Growing tomatoes — A delicious challenge
“Tomatl”, “poison apple” and “love apple” are all early names for the beloved — and delicious — tomato (Solanum lypersicum).
While eaten by the Aztecs in 700 A.D., the British grew this wrangling plant for ornamental purposes. The tomato was considered poisonous because the lead plates used by aristocrats in Europe reacted with the high acid content of the fruit, giving them lead poisoning. The tomato was considered an aphrodisiac because of its similarity to a mandrake.
Ripe tomatoes might be black in color, purple, green, orange red or yellow, like the 'Virginia Sweets' variety pictured here.
Tomatoes are one of the best-loved crops of Minnesota gardeners. A fresh, vine-ripened tomato or handful of cherry tomatoes picked at their peak is a great addition to any meal.
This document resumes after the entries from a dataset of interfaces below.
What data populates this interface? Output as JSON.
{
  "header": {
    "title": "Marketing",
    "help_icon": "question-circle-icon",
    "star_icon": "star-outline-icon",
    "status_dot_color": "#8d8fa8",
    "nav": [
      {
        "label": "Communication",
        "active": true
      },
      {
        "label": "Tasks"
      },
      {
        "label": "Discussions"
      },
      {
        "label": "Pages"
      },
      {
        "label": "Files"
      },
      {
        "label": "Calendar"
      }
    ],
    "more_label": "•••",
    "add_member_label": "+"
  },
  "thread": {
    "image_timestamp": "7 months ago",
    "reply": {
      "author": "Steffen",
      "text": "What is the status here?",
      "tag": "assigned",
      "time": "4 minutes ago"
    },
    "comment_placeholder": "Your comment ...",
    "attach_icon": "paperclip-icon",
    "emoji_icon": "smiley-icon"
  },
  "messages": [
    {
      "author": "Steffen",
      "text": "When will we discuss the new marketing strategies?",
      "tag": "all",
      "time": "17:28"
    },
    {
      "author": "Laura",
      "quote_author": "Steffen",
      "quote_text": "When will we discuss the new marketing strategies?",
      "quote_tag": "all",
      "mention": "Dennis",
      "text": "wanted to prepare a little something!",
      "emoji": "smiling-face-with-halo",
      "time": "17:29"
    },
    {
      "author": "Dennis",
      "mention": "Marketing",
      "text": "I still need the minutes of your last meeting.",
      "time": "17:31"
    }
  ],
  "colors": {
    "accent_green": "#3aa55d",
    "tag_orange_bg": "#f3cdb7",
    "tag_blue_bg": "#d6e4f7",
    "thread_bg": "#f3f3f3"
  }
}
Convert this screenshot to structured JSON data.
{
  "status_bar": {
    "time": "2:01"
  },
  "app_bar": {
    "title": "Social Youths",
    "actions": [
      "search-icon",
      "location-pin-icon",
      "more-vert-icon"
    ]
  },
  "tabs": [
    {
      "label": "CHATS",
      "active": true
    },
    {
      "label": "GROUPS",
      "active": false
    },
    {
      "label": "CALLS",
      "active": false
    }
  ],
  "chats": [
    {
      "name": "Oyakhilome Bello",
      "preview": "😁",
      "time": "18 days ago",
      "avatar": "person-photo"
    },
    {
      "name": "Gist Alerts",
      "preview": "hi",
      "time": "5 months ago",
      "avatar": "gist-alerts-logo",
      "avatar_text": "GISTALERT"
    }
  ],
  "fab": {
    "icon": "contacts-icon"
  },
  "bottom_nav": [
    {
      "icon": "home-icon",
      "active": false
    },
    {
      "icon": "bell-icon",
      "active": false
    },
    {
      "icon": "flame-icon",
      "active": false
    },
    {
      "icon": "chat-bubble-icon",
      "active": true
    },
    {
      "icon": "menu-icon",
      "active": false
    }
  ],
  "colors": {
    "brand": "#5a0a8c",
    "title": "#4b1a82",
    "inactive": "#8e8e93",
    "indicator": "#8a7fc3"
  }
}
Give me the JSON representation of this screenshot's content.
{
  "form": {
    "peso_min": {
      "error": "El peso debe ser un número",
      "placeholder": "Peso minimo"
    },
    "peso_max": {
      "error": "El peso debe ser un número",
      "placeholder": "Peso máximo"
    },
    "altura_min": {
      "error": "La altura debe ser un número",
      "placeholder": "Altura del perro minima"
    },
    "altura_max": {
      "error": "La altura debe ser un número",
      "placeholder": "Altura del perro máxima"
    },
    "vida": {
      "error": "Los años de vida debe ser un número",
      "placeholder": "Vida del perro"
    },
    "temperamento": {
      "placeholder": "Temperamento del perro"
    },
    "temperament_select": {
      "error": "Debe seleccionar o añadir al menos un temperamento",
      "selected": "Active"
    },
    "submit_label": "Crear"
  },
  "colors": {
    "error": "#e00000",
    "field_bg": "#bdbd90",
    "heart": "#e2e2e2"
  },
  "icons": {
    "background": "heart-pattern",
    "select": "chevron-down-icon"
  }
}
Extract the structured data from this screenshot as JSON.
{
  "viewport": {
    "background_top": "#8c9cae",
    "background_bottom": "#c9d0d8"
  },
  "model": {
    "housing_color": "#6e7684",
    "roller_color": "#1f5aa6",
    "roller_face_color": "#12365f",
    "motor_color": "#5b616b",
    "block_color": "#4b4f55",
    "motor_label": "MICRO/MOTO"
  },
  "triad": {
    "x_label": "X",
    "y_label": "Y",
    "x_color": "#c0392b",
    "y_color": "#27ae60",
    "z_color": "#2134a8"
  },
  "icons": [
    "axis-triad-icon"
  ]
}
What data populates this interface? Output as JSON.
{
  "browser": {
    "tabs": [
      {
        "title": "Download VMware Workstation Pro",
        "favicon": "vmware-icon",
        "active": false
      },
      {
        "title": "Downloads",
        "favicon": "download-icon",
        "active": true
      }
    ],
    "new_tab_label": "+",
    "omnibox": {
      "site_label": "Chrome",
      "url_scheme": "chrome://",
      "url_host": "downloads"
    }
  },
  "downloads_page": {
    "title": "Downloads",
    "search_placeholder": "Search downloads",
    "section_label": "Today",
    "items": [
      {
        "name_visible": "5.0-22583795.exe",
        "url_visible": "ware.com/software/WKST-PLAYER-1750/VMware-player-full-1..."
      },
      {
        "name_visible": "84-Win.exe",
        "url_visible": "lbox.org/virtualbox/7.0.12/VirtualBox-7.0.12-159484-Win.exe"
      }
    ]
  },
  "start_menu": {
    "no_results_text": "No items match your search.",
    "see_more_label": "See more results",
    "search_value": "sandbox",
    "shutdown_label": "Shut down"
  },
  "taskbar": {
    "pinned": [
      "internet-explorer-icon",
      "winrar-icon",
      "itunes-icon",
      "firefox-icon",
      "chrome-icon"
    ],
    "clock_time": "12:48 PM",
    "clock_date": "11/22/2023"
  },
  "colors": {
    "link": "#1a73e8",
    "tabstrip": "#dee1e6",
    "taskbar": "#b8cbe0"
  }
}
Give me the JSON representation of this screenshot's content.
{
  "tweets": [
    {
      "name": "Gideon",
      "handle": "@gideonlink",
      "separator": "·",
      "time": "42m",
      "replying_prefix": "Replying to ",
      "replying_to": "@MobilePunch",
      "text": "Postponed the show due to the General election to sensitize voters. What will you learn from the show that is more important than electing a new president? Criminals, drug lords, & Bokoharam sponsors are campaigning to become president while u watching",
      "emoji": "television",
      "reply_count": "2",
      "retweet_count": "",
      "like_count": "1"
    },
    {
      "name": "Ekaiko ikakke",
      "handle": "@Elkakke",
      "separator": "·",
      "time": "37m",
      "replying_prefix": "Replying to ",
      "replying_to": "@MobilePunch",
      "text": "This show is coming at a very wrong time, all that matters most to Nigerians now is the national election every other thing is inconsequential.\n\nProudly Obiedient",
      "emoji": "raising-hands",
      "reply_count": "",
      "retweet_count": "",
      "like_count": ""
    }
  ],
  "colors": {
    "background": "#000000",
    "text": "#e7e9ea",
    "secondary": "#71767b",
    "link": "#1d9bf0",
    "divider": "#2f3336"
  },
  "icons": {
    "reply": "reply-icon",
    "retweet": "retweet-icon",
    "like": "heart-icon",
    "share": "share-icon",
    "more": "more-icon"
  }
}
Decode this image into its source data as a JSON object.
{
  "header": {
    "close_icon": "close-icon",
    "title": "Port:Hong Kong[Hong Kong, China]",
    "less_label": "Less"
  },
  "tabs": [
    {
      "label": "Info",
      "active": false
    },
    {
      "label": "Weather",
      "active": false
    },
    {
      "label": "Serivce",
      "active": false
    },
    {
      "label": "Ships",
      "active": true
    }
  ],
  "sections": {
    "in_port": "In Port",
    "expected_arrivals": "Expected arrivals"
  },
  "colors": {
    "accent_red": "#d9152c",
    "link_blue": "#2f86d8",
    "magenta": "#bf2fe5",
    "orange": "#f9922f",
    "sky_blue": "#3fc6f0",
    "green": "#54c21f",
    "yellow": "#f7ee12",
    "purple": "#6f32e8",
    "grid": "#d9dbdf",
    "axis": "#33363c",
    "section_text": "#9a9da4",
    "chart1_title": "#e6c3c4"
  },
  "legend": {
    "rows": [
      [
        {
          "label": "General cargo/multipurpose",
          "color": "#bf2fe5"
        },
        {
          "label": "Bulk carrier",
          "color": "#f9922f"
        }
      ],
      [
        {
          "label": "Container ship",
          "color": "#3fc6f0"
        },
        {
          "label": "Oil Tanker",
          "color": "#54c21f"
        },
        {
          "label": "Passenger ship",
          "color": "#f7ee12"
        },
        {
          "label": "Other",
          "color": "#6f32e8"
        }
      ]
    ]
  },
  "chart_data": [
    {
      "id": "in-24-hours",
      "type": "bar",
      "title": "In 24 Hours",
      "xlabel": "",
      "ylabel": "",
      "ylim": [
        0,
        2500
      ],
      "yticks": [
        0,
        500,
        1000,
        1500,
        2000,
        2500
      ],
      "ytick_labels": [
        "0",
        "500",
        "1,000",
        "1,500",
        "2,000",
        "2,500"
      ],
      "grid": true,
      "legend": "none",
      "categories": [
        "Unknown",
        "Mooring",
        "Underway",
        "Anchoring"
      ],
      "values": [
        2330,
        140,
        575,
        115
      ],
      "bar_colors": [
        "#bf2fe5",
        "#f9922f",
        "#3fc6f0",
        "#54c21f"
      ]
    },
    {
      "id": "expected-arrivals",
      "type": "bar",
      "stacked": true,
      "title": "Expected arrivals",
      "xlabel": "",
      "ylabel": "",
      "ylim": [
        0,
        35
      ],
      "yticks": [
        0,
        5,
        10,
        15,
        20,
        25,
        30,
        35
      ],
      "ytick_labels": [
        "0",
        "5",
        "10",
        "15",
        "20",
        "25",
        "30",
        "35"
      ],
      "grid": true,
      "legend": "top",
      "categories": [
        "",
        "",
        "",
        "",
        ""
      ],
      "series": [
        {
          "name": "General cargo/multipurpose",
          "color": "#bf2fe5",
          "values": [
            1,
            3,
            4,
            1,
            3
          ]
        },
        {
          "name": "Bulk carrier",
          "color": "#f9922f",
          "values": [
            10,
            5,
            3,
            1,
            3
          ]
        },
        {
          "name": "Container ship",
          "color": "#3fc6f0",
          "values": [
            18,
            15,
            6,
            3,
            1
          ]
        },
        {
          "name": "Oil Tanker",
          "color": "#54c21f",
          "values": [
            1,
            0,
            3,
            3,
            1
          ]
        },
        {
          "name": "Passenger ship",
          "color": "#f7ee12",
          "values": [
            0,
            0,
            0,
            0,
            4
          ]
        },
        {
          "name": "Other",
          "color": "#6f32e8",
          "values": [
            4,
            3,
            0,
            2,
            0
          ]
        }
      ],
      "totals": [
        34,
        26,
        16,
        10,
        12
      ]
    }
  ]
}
But tomatoes can be somewhat baffling. Why aren’t they blooming? How come the fruit doesn’t seem to ripen? Why is the bottom of my tomato black? And what’s with all the yellowing leaves?
Extension Yard and Garden web pages have helpful content for tomato growers.
- Growing tomatoes in the home garden
- Disorders of tomatoes
- Quick guide to insects and diseases of tomatoes
Gardeners can also use our diagnostic tool What’s wrong with my plant? to narrow down possible tomato issues (and their solutions).
And, if you are unable for any reason to successfully grow tomatoes, you can always purchase them from local growers! Find one near you in the Minnesota Grown Directory.
Plum or Roma tomato variety ‘Sugary’
Enjoy the fruits of summer!